  • Authentication
    Authentication is the process of identifying a piece of information, the veracity of information provided. In computers, it is the process of identifying a person or system with the username; password, etc. Authentication helps individuals; systems gain authorization based on their identity.
  • Authenticity
    Authenticity is the proof or validity that a claimed identity (whether human or a resource) is real and legitimate.
  • Autorun Worm
    Autorun worms are malicious programs that take advantage of the Windows AutoRun feature. They execute automatically when the device on which they are stored is plugged into a computer.
  • Availability
    Availability is the time duration a system or resource is ready for use.
  • Backdoor
    A backdoor is a method, often secret, of bypassing normal authentication or encryption in a computer system.
  • Backdoor Trojan
    A backdoor Trojan allows someone to take control of a user’s computer without their permission.
  • Backup
    A backup refers to the archiving data so it may be used to restore the original after a data loss event.
  • Bandwidth
    Bandwidth is the capacity of a communication channel to pass data through in a given amount of time.
  • Banner
    A banner is a display on an information system that sets the parameters for system or data use.
  • Banner Grabbing
    Banner grabbing is the process of grabbing banner information such as the application type and version.
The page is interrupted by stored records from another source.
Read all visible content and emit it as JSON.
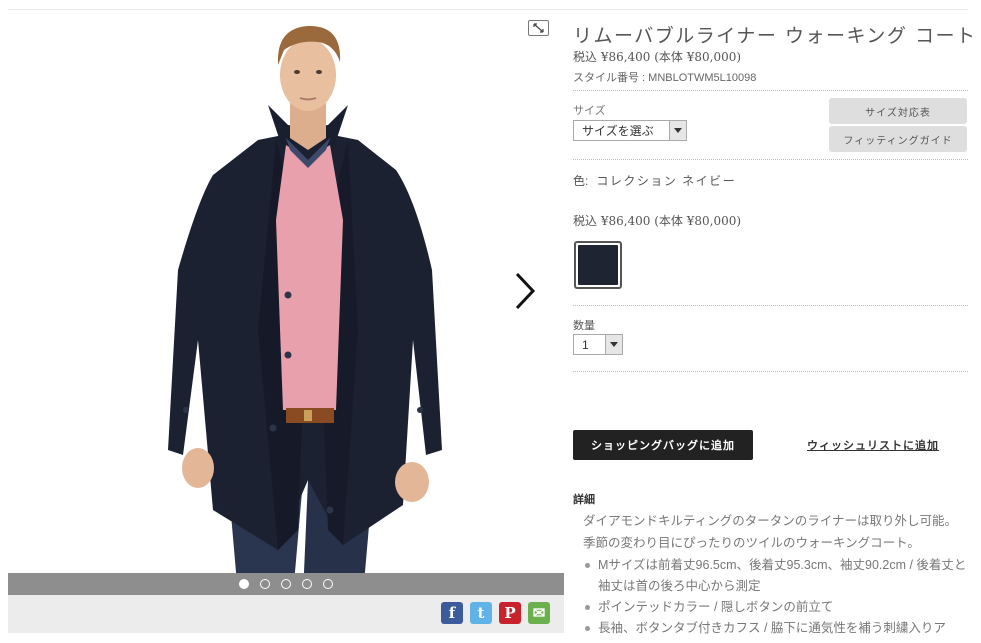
{
  "product": {
    "title": "リムーバブルライナー ウォーキング コート",
    "price": "税込 ¥86,400 (本体 ¥80,000)",
    "style_no": "スタイル番号 : MNBLOTWM5L10098"
  },
  "size": {
    "label": "サイズ",
    "select_value": "サイズを選ぶ",
    "size_chart_button": "サイズ対応表",
    "fitting_guide_button": "フィッティングガイド"
  },
  "color": {
    "label": "色:",
    "value": "コレクション ネイビー",
    "price": "税込 ¥86,400 (本体 ¥80,000)",
    "swatch_color": "#1f2433"
  },
  "quantity": {
    "label": "数量",
    "value": "1"
  },
  "actions": {
    "add_to_bag": "ショッピングバッグに追加",
    "wishlist": "ウィッシュリストに追加"
  },
  "details": {
    "heading": "詳細",
    "description": "ダイアモンドキルティングのタータンのライナーは取り外し可能。季節の変わり目にぴったりのツイルのウォーキングコート。",
    "bullets": [
      "Mサイズは前着丈96.5cm、後着丈95.3cm、袖丈90.2cm / 後着丈と袖丈は首の後ろ中心から測定",
      "ポインテッドカラー / 隠しボタンの前立て",
      "長袖、ボタンタブ付きカフス / 脇下に通気性を補う刺繍入りア"
    ]
  },
  "gallery": {
    "image_count": 5,
    "active_index": 0,
    "share": [
      "facebook-icon",
      "twitter-icon",
      "pinterest-icon",
      "email-icon"
    ],
    "share_glyphs": {
      "facebook": "f",
      "twitter": "t",
      "pinterest": "P",
      "email": "✉"
    },
    "colors": {
      "coat": "#1c2132",
      "sweater": "#e9a0ad",
      "skin": "#e8bf9f",
      "hair": "#9a6a3c",
      "jeans": "#2a3550",
      "belt": "#8a4a22"
    }
  }
}
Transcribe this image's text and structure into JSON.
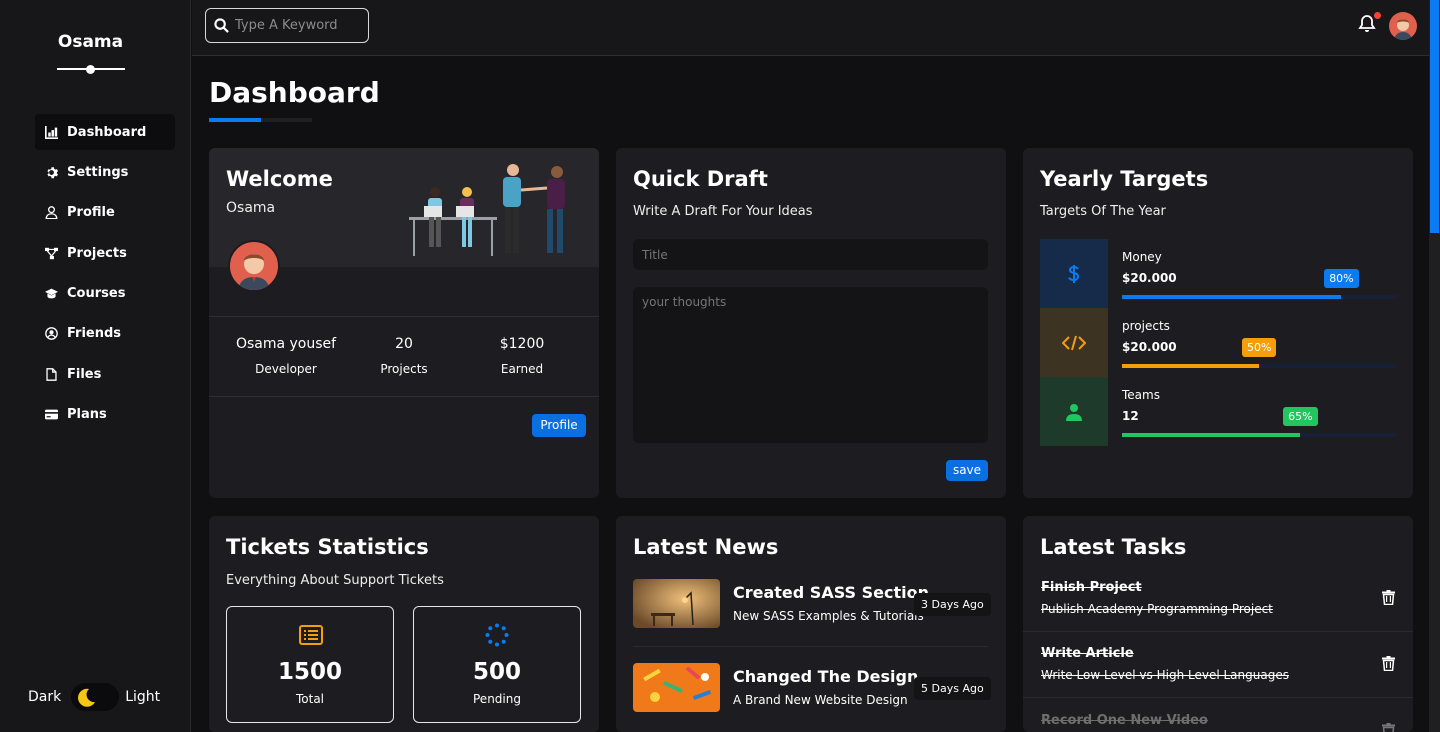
{
  "app": {
    "brand": "Osama"
  },
  "sidebar": {
    "items": [
      {
        "label": "Dashboard",
        "icon": "chart-icon"
      },
      {
        "label": "Settings",
        "icon": "gear-icon"
      },
      {
        "label": "Profile",
        "icon": "user-icon"
      },
      {
        "label": "Projects",
        "icon": "diagram-icon"
      },
      {
        "label": "Courses",
        "icon": "graduation-cap-icon"
      },
      {
        "label": "Friends",
        "icon": "user-circle-icon"
      },
      {
        "label": "Files",
        "icon": "file-icon"
      },
      {
        "label": "Plans",
        "icon": "credit-card-icon"
      }
    ],
    "theme": {
      "dark_label": "Dark",
      "light_label": "Light"
    }
  },
  "header": {
    "search_placeholder": "Type A Keyword"
  },
  "page": {
    "title": "Dashboard"
  },
  "welcome": {
    "title": "Welcome",
    "subtitle": "Osama",
    "stats": [
      {
        "value": "Osama yousef",
        "label": "Developer"
      },
      {
        "value": "20",
        "label": "Projects"
      },
      {
        "value": "$1200",
        "label": "Earned"
      }
    ],
    "button": "Profile"
  },
  "draft": {
    "title": "Quick Draft",
    "subtitle": "Write A Draft For Your Ideas",
    "title_placeholder": "Title",
    "body_placeholder": "your thoughts",
    "button": "save"
  },
  "targets": {
    "title": "Yearly Targets",
    "subtitle": "Targets Of The Year",
    "items": [
      {
        "label": "Money",
        "value": "$20.000",
        "percent": "80%",
        "fraction": 0.8,
        "color": "#0a7bf0",
        "bg": "#162a4a",
        "icon": "dollar-icon"
      },
      {
        "label": "projects",
        "value": "$20.000",
        "percent": "50%",
        "fraction": 0.5,
        "color": "#f59e0b",
        "bg": "#3d3322",
        "icon": "code-icon"
      },
      {
        "label": "Teams",
        "value": "12",
        "percent": "65%",
        "fraction": 0.65,
        "color": "#22c55e",
        "bg": "#1e3a2b",
        "icon": "user-icon"
      }
    ]
  },
  "tickets": {
    "title": "Tickets Statistics",
    "subtitle": "Everything About Support Tickets",
    "boxes": [
      {
        "value": "1500",
        "label": "Total",
        "icon": "list-icon",
        "color": "#f59e0b"
      },
      {
        "value": "500",
        "label": "Pending",
        "icon": "spinner-icon",
        "color": "#0a7bf0"
      }
    ]
  },
  "news": {
    "title": "Latest News",
    "items": [
      {
        "title": "Created SASS Section",
        "desc": "New SASS Examples & Tutorials",
        "date": "3 Days Ago"
      },
      {
        "title": "Changed The Design",
        "desc": "A Brand New Website Design",
        "date": "5 Days Ago"
      }
    ]
  },
  "tasks": {
    "title": "Latest Tasks",
    "items": [
      {
        "title": "Finish Project",
        "desc": "Publish Academy Programming Project"
      },
      {
        "title": "Write Article",
        "desc": "Write Low Level vs High Level Languages"
      },
      {
        "title": "Record One New Video",
        "desc": ""
      }
    ]
  }
}
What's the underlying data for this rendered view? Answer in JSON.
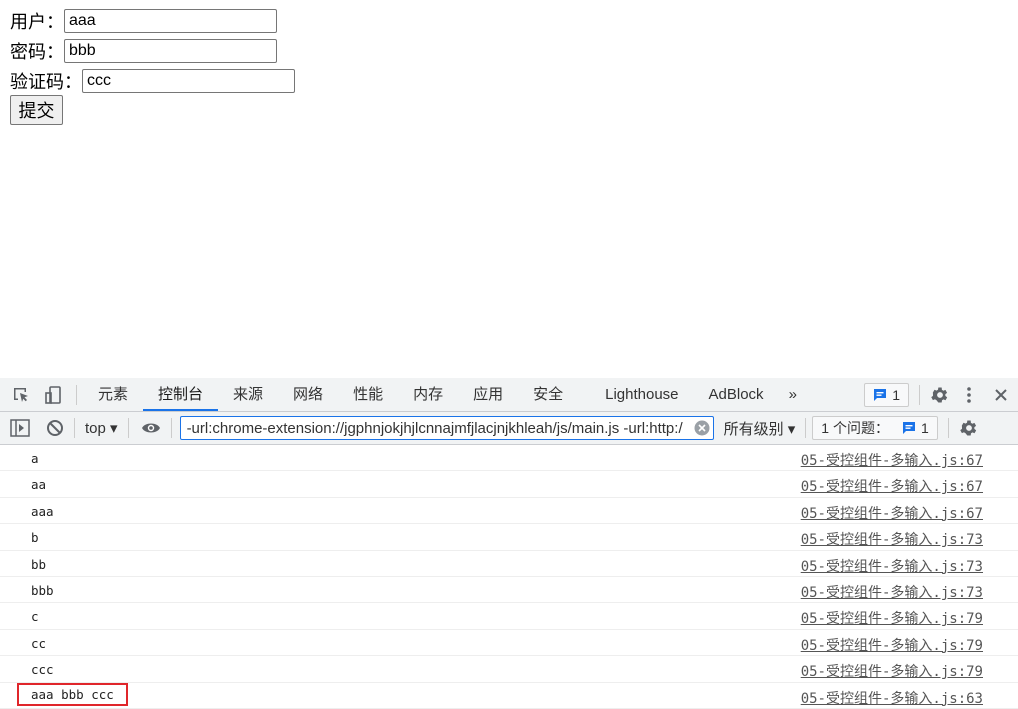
{
  "form": {
    "fields": [
      {
        "label": "用户：",
        "value": "aaa"
      },
      {
        "label": "密码：",
        "value": "bbb"
      },
      {
        "label": "验证码：",
        "value": "ccc"
      }
    ],
    "submit_label": "提交"
  },
  "devtools": {
    "tabs": [
      {
        "label": "元素",
        "active": false
      },
      {
        "label": "控制台",
        "active": true
      },
      {
        "label": "来源",
        "active": false
      },
      {
        "label": "网络",
        "active": false
      },
      {
        "label": "性能",
        "active": false
      },
      {
        "label": "内存",
        "active": false
      },
      {
        "label": "应用",
        "active": false
      },
      {
        "label": "安全",
        "active": false
      },
      {
        "label": "Lighthouse",
        "active": false
      },
      {
        "label": "AdBlock",
        "active": false
      }
    ],
    "more_tabs": "»",
    "issues_count": "1",
    "toolbar": {
      "context": "top",
      "filter_value": "-url:chrome-extension://jgphnjokjhjlcnnajmfjlacjnjkhleah/js/main.js -url:http:/",
      "levels": "所有级别",
      "issues_label": "1 个问题：",
      "issues_count": "1"
    },
    "accent_color": "#1a73e8",
    "highlight_color": "#e0262b",
    "logs": [
      {
        "message": "a",
        "source": "05-受控组件-多输入.js:67"
      },
      {
        "message": "aa",
        "source": "05-受控组件-多输入.js:67"
      },
      {
        "message": "aaa",
        "source": "05-受控组件-多输入.js:67"
      },
      {
        "message": "b",
        "source": "05-受控组件-多输入.js:73"
      },
      {
        "message": "bb",
        "source": "05-受控组件-多输入.js:73"
      },
      {
        "message": "bbb",
        "source": "05-受控组件-多输入.js:73"
      },
      {
        "message": "c",
        "source": "05-受控组件-多输入.js:79"
      },
      {
        "message": "cc",
        "source": "05-受控组件-多输入.js:79"
      },
      {
        "message": "ccc",
        "source": "05-受控组件-多输入.js:79"
      },
      {
        "message": "aaa bbb ccc",
        "source": "05-受控组件-多输入.js:63",
        "highlighted": true
      }
    ]
  }
}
This information is then transmitted by a remote port when a connection is initiated.
  • Baseline
    A security baseline defines a set of basic security objectives which must be met by any given service or system.